A professor who spent much of his career at Sussex, Kroto was a chemist who jointly found out about molecules of carbon taking the form of hollow spheres or tubes. Called fullerenes, the molecules have since been discovered in space and may have provided seeds for life on Earth.

At the time of his honorary degree, Kroto had just shared the 1996 Nobel Prize in Chemistry.


Jocelyn Bell Burnell – July 1997

Ever wondered why stars sometimes twinkle in the sky? You could say Jocelyn Bell Burnell found out why.

The revered astrophysicist is best known for her discovery of pulsars — rotating neutron stars that appear to “pulse” since the beam of light they emit can only be seen when it faces Earth.

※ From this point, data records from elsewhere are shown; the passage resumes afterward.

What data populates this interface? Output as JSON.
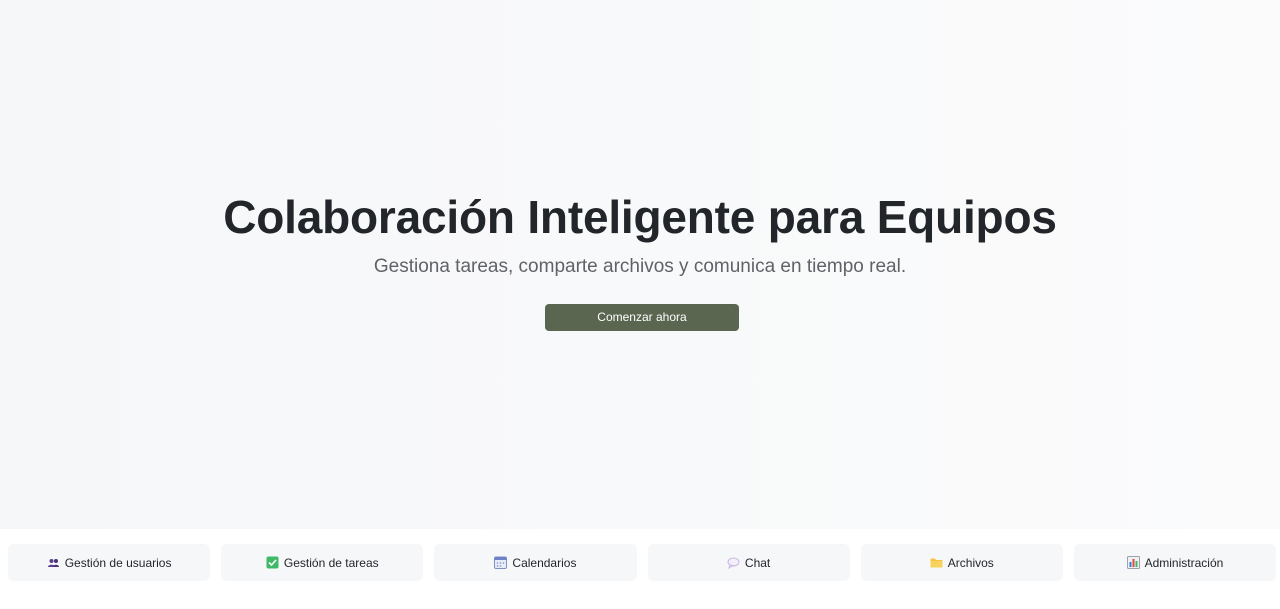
{
  "hero": {
    "title": "Colaboración Inteligente para Equipos",
    "subtitle": "Gestiona tareas, comparte archivos y comunica en tiempo real.",
    "cta_label": "Comenzar ahora"
  },
  "features": [
    {
      "label": "Gestión de usuarios",
      "icon": "users-icon"
    },
    {
      "label": "Gestión de tareas",
      "icon": "checkbox-icon"
    },
    {
      "label": "Calendarios",
      "icon": "calendar-icon"
    },
    {
      "label": "Chat",
      "icon": "speech-bubble-icon"
    },
    {
      "label": "Archivos",
      "icon": "folder-icon"
    },
    {
      "label": "Administración",
      "icon": "bar-chart-icon"
    }
  ],
  "colors": {
    "cta_background": "#5b6650",
    "title_text": "#22252a",
    "subtitle_text": "#5f6368",
    "card_background": "#f6f7f9"
  }
}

Richard Dawkins – July 2005

Described as “the world’s most controversial evolutionary biologist”, in the run-up to his honorary degree Professor Dawkins had the vexatious book The God Delusion up his sleeve. Released the following year, it contends a creator or “god” almost certainly doesn’t exist and that religion is a “delusion”.


Shami Chakrabati – July 2008

The British Labour politician was one of the panel members of the Leveson Inquiry into press standards throughout 2011 and 2012, and in April 2016 was invited by Labour leader Jeremy Corbyn to lead an inquiry into alleged anti-semitism in the party.

She was also the director of Liberty, an advocacy group promoting civil liberties and human rights, from 2003 to 2016.


Anil Gupta – July 2009

The comedy writer had success with TV shows such as Goodness Gracious MeThe Kumars at No 42The Office and Citizen Khan.

At his ceremony, Gupta was reunited with Sanjeev Bhaskar, the University’s Chancellor. Bhaskar was a prominent character in both Goodness Gracious Me and The Kumars.


Stephen Fry – January 2011

Fry is best-known for playing Melchett in the BBC TV series Blackadder, starring Rowan Atkinson and Tony Robinson.

But he has also featured in films such as Wilde (a biography of Oscar Wilde) and V For Vendetta, is the voice of Harry Potter, having narrated all the audio books, and was the face of brain-busting quiz show QI.


Jeff Beck – July 2011

The rock guitarist formerly of The Yardbirds, he came fifth in a list of the 100 greatest guitarists by Rolling Stone magazine in 2015.

He is known for his use of experimental sounds and techniques. Although his music has taken him all over the world, Beck has a house in Wadhurst in East Sussex.


John Simpson – January 2015

The BBC journalist was awarded for his hard-hitting global news coverage. Simpson had a brush with a Sussex honorary on his very first day as a BBC reporter. Prime minister Harold Wilson, angered by the amateur use of a microphone, punched him in the stomach.


Lucy Worsley – July 2015

Already a Sussex alumna, Dr Worsley was honoured 14 years after earning her PhD.

She is best-known for her TV series on British history, particularly from the 1600s onwards, with a focus on societal structures.

She is also joint chief curator at Historic Royal Palaces.


Jon Snow – July 2015

No, not the Game of Thrones character but the Channel 4 news presenter since 1989.

Born in Ardingly in West Sussex, Snow started as a Washington correspondent with ITN in 1983.

He has also been heavily involved in a London day centre for homeless people since the end of his student days.


Yanis Varoufakis – July 2017

One of the higher-profile honoraries at Sussex’s last summer graduation, Varoufakis is an economist and academic who believes strongly in Britain remaining part of the European Union.

One of today’s “rockstar” academics, he was also briefly Greek minister of finance from January to July 2015.

By: Rose Tremlett
Last updated: Friday, 12 January 2018